137. We talked earlier about smaller charities
and the involvement of those charities in cancer research. What
role do you see small local charities playing in the very centres
to be set up as part of the National Cancer Research Network?
(Professor McVie) In the Cancer Research Campaign
we have already merged with two smaller charities regionally based,
one is in Newcastle and one is in Bradford. The local fund raising
mechanism has been kept in place to fund young talent spotted
coming through the system either in the laboratory or in the clinic.
It is very difficult getting on to the bottom of the research
ladder whether you are a clinician or whether you are a scientist.
Getting the first money is very difficult. Knowing the best people,

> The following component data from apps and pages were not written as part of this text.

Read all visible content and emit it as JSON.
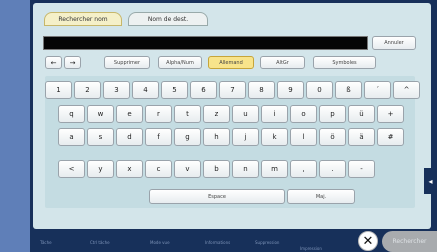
{
  "tabs": [
    {
      "label": "Rechercher nom"
    },
    {
      "label": "Nom de dest."
    }
  ],
  "input": {
    "value": ""
  },
  "toolbar": {
    "cancel": "Annuler",
    "left_arrow": "←",
    "right_arrow": "→",
    "delete": "Supprimer",
    "modes": [
      "Alpha/Num",
      "Allemand",
      "AltGr",
      "Symboles"
    ]
  },
  "keyboard": {
    "row1": [
      "1",
      "2",
      "3",
      "4",
      "5",
      "6",
      "7",
      "8",
      "9",
      "0",
      "ß",
      "´",
      "^"
    ],
    "row2": [
      "q",
      "w",
      "e",
      "r",
      "t",
      "z",
      "u",
      "i",
      "o",
      "p",
      "ü",
      "+"
    ],
    "row3": [
      "a",
      "s",
      "d",
      "f",
      "g",
      "h",
      "j",
      "k",
      "l",
      "ö",
      "ä",
      "#"
    ],
    "row4": [
      "<",
      "y",
      "x",
      "c",
      "v",
      "b",
      "n",
      "m",
      ",",
      ".",
      "-"
    ],
    "space": "Espace",
    "shift": "Maj."
  },
  "side_tab": "◂",
  "footer": {
    "close": "✕",
    "ok": "Rechercher",
    "status": [
      "Tâche",
      "Ctrl tâche",
      "Mode vue",
      "Informations",
      "Suppression",
      "Impression"
    ]
  }
}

Andrew Miller talks about the importance of getting young talent,
well, how do you know who they are? They are all right once they

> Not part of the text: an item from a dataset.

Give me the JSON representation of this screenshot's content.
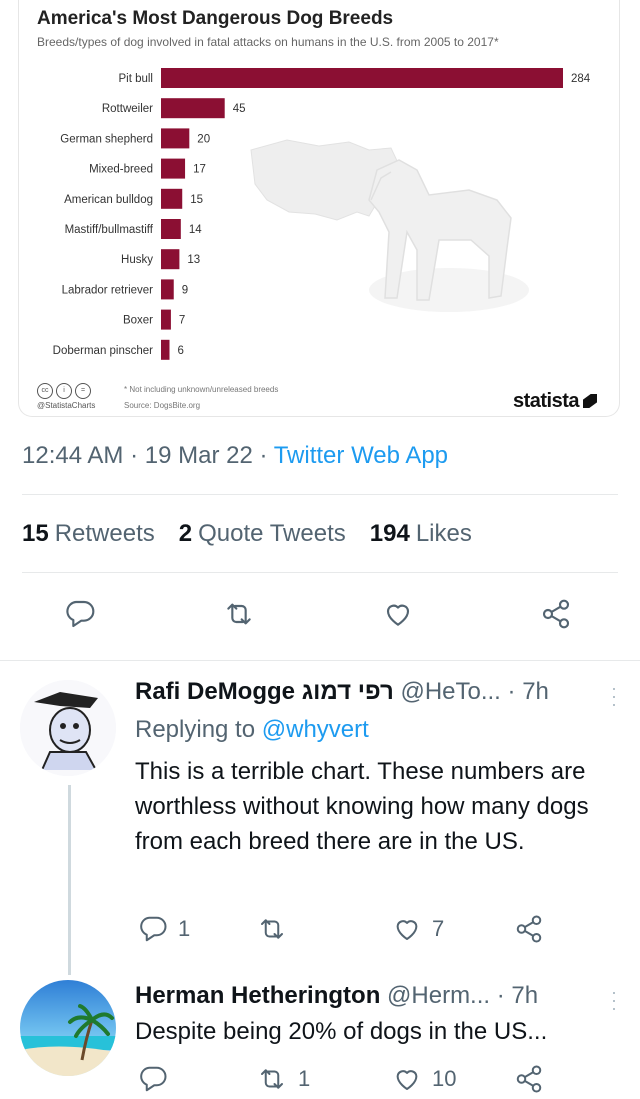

have a track record but how do you get the track record? In Newcastle
we have set up fellowships with the money raised there for young
people to come in and once they have established some sort of
track record then they are more likely to compete and win money
from Cancer Research UK. I think there are local initiatives,
also, such as funding trials nurses where they do not exist, information
nurses where they do not exist, data managers, the right kind
of options and opportunities for local charities to plug into
the system and I am sure that will happen.
138. Are you concerned that your merging might
crowd them out of the National Cancer Research Centre?
(Professor McVie) No.
(Professor Sir Paul Nurse) I think we will help them
actually. One of the problems with smaller charities is often
there is a lot of enthusiasm and commitment locally but often
they find difficulty in making the proper assessment of the quality
of work they are supporting. That is a very, very serious issue.
I think we, as Gordon has already mentioned in an answer to an
earlier question, can help there by providing the proper reviewing
procedures. Personally, I feel that rather than crowding them
out we will be able to help make a more effective operation. There
is a real risk that the smaller charities may waste money by not
funding the best research. That is a very serious problem. What
we have to do is to be able to work out ways of working with them
so they do not feel threatened, because they have major contributions
to make in addition, but where they are supporting the quality
work that is needed if they are going to really make an impact.
139. Mark Hoban's earlier questions on networks
and clinical trials leads me on to the area that I would like
to explore, the core issue of cancer registration. The GMC's guidance
on confidentiality has caused severe problems for cancer registration,
data collection and the ethical approval of cancer research. Has
that impeded any of your research programmes and, if so, what
can we do about that?
(Professor Sir Paul Nurse) As you know, this is a
major issue. It is concerning our researchers, our epidemiologists.
I am getting lots of lobbying and there are lots of other bodies
who are lobbying about this issue too. I am afraid I am not a
sufficient expert to say specifically myself what is now required.
What I am aware of is that there is quite a lot of confusion out
there and it is not quite clear what the present situation in
fact is. We have to be very careful about this because we have
opportunities with cancer registries which can be thrown away
by legislation which does not take account of all the needs. I
am answering the question rather vaguely because I am afraid I
am not on top of it but this is an important issue and we must
not get it wrong.
(Professor McVie) Chairman, I do not think the position
has changed one bit really, in fact it has just got worse because
of the GMC's intervention with a completely muddled and-ill-informed,
ill-researched position. I think we are verging on chaos. I still
believe, as I did the last time, that you are correct. I think
you said that the Government should introduce legislation to include
the registration of cancer as a legal requirement. I totally support
that. We will do all we can to help in that area. This is one
of the single biggest threats to the whole business of evaluation
of whether either cancer research works or cancer care works.
It is as simple as that, it could be devastating.